◆ **DIRECTIONS**
The response must contain all of the entries, each one repeated exactly.

◆ **Entries from a dataset of interfaces**
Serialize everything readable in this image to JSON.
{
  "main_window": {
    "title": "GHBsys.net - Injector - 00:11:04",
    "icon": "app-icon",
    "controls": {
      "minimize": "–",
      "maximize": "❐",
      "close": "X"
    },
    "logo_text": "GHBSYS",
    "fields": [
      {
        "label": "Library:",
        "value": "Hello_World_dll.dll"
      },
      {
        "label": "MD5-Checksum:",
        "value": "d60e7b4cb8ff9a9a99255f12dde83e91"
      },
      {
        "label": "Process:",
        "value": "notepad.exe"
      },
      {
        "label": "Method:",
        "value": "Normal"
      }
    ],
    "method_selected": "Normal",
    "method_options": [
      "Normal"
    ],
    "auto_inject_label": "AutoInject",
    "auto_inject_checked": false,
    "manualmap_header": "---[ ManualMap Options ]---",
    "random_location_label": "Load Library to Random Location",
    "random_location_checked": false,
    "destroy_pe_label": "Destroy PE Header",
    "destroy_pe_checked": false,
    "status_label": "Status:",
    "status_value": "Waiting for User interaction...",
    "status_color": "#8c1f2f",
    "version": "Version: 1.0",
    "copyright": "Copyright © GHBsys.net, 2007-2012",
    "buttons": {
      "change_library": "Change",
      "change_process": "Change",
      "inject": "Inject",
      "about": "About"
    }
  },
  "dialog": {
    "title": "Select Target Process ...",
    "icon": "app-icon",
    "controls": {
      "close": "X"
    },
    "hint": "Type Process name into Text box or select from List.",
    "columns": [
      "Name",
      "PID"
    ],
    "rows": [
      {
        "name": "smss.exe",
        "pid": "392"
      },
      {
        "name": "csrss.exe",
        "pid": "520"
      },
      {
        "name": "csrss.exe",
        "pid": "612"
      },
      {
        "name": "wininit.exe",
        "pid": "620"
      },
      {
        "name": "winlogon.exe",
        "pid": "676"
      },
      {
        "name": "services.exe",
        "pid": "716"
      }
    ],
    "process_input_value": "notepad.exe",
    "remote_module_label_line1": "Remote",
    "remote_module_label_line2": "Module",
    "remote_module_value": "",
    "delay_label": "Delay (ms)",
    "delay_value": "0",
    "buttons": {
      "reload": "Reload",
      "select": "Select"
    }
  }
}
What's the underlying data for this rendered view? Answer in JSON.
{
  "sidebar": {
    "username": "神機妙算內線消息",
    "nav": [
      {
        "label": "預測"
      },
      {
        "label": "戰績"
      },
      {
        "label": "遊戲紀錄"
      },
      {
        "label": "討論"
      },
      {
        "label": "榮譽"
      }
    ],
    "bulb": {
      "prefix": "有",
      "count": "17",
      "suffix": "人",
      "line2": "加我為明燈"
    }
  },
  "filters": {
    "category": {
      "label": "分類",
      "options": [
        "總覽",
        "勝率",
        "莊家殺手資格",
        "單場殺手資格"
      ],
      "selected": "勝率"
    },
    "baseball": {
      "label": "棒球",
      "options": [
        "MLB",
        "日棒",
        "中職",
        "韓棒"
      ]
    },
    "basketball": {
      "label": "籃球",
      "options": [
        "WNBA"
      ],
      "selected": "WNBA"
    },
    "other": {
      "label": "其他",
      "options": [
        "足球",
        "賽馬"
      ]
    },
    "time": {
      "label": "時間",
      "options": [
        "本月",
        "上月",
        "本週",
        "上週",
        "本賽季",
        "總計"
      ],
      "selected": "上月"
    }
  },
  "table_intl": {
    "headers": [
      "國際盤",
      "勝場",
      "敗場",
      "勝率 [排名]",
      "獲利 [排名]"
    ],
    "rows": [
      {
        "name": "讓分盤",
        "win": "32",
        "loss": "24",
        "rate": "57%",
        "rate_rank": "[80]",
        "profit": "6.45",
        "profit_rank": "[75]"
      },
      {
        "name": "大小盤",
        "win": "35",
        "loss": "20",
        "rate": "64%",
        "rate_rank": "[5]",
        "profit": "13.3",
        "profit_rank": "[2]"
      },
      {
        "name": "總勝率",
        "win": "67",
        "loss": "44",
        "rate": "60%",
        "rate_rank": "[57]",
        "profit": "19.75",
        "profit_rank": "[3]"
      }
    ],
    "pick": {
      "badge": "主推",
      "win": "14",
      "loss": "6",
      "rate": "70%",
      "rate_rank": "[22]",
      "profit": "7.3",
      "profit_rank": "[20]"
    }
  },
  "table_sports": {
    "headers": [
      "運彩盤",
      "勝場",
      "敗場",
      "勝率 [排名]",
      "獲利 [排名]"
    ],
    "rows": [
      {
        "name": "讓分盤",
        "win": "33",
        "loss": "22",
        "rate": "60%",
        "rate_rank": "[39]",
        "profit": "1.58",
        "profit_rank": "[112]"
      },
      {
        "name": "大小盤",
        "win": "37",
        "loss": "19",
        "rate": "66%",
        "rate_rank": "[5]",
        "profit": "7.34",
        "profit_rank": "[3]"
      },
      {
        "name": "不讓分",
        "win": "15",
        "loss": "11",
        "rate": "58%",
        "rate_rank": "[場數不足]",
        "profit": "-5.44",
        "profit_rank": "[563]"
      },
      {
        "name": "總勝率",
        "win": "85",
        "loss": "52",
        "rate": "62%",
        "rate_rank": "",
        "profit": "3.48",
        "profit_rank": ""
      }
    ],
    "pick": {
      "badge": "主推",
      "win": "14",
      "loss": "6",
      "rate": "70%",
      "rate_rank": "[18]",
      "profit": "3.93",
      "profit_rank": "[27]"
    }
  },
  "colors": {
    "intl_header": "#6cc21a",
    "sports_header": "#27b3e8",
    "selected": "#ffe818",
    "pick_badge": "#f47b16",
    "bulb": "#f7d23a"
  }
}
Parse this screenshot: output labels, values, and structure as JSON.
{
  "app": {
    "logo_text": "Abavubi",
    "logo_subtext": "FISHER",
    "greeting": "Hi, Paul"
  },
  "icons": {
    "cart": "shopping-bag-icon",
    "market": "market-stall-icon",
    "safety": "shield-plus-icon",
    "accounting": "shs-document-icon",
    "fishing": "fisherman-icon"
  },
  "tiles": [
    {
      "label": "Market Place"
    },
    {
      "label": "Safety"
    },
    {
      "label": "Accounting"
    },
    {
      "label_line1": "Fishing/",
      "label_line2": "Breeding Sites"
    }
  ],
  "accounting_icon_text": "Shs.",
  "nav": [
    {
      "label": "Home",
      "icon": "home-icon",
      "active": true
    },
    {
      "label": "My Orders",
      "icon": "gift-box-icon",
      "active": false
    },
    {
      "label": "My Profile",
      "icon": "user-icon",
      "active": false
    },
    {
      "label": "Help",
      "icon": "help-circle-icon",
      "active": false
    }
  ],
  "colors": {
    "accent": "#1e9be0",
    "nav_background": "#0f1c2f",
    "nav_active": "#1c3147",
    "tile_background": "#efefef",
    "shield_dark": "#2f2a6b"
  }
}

◆ **ANSWER FOR THIS EXERCISE**
Serialize everything readable in this image to JSON.
{
  "main_window": {
    "title": "GHBsys.net - Injector - 00:11:04",
    "icon": "app-icon",
    "controls": {
      "minimize": "–",
      "maximize": "❐",
      "close": "X"
    },
    "logo_text": "GHBSYS",
    "fields": [
      {
        "label": "Library:",
        "value": "Hello_World_dll.dll"
      },
      {
        "label": "MD5-Checksum:",
        "value": "d60e7b4cb8ff9a9a99255f12dde83e91"
      },
      {
        "label": "Process:",
        "value": "notepad.exe"
      },
      {
        "label": "Method:",
        "value": "Normal"
      }
    ],
    "method_selected": "Normal",
    "method_options": [
      "Normal"
    ],
    "auto_inject_label": "AutoInject",
    "auto_inject_checked": false,
    "manualmap_header": "---[ ManualMap Options ]---",
    "random_location_label": "Load Library to Random Location",
    "random_location_checked": false,
    "destroy_pe_label": "Destroy PE Header",
    "destroy_pe_checked": false,
    "status_label": "Status:",
    "status_value": "Waiting for User interaction...",
    "status_color": "#8c1f2f",
    "version": "Version: 1.0",
    "copyright": "Copyright © GHBsys.net, 2007-2012",
    "buttons": {
      "change_library": "Change",
      "change_process": "Change",
      "inject": "Inject",
      "about": "About"
    }
  },
  "dialog": {
    "title": "Select Target Process ...",
    "icon": "app-icon",
    "controls": {
      "close": "X"
    },
    "hint": "Type Process name into Text box or select from List.",
    "columns": [
      "Name",
      "PID"
    ],
    "rows": [
      {
        "name": "smss.exe",
        "pid": "392"
      },
      {
        "name": "csrss.exe",
        "pid": "520"
      },
      {
        "name": "csrss.exe",
        "pid": "612"
      },
      {
        "name": "wininit.exe",
        "pid": "620"
      },
      {
        "name": "winlogon.exe",
        "pid": "676"
      },
      {
        "name": "services.exe",
        "pid": "716"
      }
    ],
    "process_input_value": "notepad.exe",
    "remote_module_label_line1": "Remote",
    "remote_module_label_line2": "Module",
    "remote_module_value": "",
    "delay_label": "Delay (ms)",
    "delay_value": "0",
    "buttons": {
      "reload": "Reload",
      "select": "Select"
    }
  }
}
What's the underlying data for this rendered view? Answer in JSON.
{
  "sidebar": {
    "username": "神機妙算內線消息",
    "nav": [
      {
        "label": "預測"
      },
      {
        "label": "戰績"
      },
      {
        "label": "遊戲紀錄"
      },
      {
        "label": "討論"
      },
      {
        "label": "榮譽"
      }
    ],
    "bulb": {
      "prefix": "有",
      "count": "17",
      "suffix": "人",
      "line2": "加我為明燈"
    }
  },
  "filters": {
    "category": {
      "label": "分類",
      "options": [
        "總覽",
        "勝率",
        "莊家殺手資格",
        "單場殺手資格"
      ],
      "selected": "勝率"
    },
    "baseball": {
      "label": "棒球",
      "options": [
        "MLB",
        "日棒",
        "中職",
        "韓棒"
      ]
    },
    "basketball": {
      "label": "籃球",
      "options": [
        "WNBA"
      ],
      "selected": "WNBA"
    },
    "other": {
      "label": "其他",
      "options": [
        "足球",
        "賽馬"
      ]
    },
    "time": {
      "label": "時間",
      "options": [
        "本月",
        "上月",
        "本週",
        "上週",
        "本賽季",
        "總計"
      ],
      "selected": "上月"
    }
  },
  "table_intl": {
    "headers": [
      "國際盤",
      "勝場",
      "敗場",
      "勝率 [排名]",
      "獲利 [排名]"
    ],
    "rows": [
      {
        "name": "讓分盤",
        "win": "32",
        "loss": "24",
        "rate": "57%",
        "rate_rank": "[80]",
        "profit": "6.45",
        "profit_rank": "[75]"
      },
      {
        "name": "大小盤",
        "win": "35",
        "loss": "20",
        "rate": "64%",
        "rate_rank": "[5]",
        "profit": "13.3",
        "profit_rank": "[2]"
      },
      {
        "name": "總勝率",
        "win": "67",
        "loss": "44",
        "rate": "60%",
        "rate_rank": "[57]",
        "profit": "19.75",
        "profit_rank": "[3]"
      }
    ],
    "pick": {
      "badge": "主推",
      "win": "14",
      "loss": "6",
      "rate": "70%",
      "rate_rank": "[22]",
      "profit": "7.3",
      "profit_rank": "[20]"
    }
  },
  "table_sports": {
    "headers": [
      "運彩盤",
      "勝場",
      "敗場",
      "勝率 [排名]",
      "獲利 [排名]"
    ],
    "rows": [
      {
        "name": "讓分盤",
        "win": "33",
        "loss": "22",
        "rate": "60%",
        "rate_rank": "[39]",
        "profit": "1.58",
        "profit_rank": "[112]"
      },
      {
        "name": "大小盤",
        "win": "37",
        "loss": "19",
        "rate": "66%",
        "rate_rank": "[5]",
        "profit": "7.34",
        "profit_rank": "[3]"
      },
      {
        "name": "不讓分",
        "win": "15",
        "loss": "11",
        "rate": "58%",
        "rate_rank": "[場數不足]",
        "profit": "-5.44",
        "profit_rank": "[563]"
      },
      {
        "name": "總勝率",
        "win": "85",
        "loss": "52",
        "rate": "62%",
        "rate_rank": "",
        "profit": "3.48",
        "profit_rank": ""
      }
    ],
    "pick": {
      "badge": "主推",
      "win": "14",
      "loss": "6",
      "rate": "70%",
      "rate_rank": "[18]",
      "profit": "3.93",
      "profit_rank": "[27]"
    }
  },
  "colors": {
    "intl_header": "#6cc21a",
    "sports_header": "#27b3e8",
    "selected": "#ffe818",
    "pick_badge": "#f47b16",
    "bulb": "#f7d23a"
  }
}
Parse this screenshot: output labels, values, and structure as JSON.
{
  "app": {
    "logo_text": "Abavubi",
    "logo_subtext": "FISHER",
    "greeting": "Hi, Paul"
  },
  "icons": {
    "cart": "shopping-bag-icon",
    "market": "market-stall-icon",
    "safety": "shield-plus-icon",
    "accounting": "shs-document-icon",
    "fishing": "fisherman-icon"
  },
  "tiles": [
    {
      "label": "Market Place"
    },
    {
      "label": "Safety"
    },
    {
      "label": "Accounting"
    },
    {
      "label_line1": "Fishing/",
      "label_line2": "Breeding Sites"
    }
  ],
  "accounting_icon_text": "Shs.",
  "nav": [
    {
      "label": "Home",
      "icon": "home-icon",
      "active": true
    },
    {
      "label": "My Orders",
      "icon": "gift-box-icon",
      "active": false
    },
    {
      "label": "My Profile",
      "icon": "user-icon",
      "active": false
    },
    {
      "label": "Help",
      "icon": "help-circle-icon",
      "active": false
    }
  ],
  "colors": {
    "accent": "#1e9be0",
    "nav_background": "#0f1c2f",
    "nav_active": "#1c3147",
    "tile_background": "#efefef",
    "shield_dark": "#2f2a6b"
  }
}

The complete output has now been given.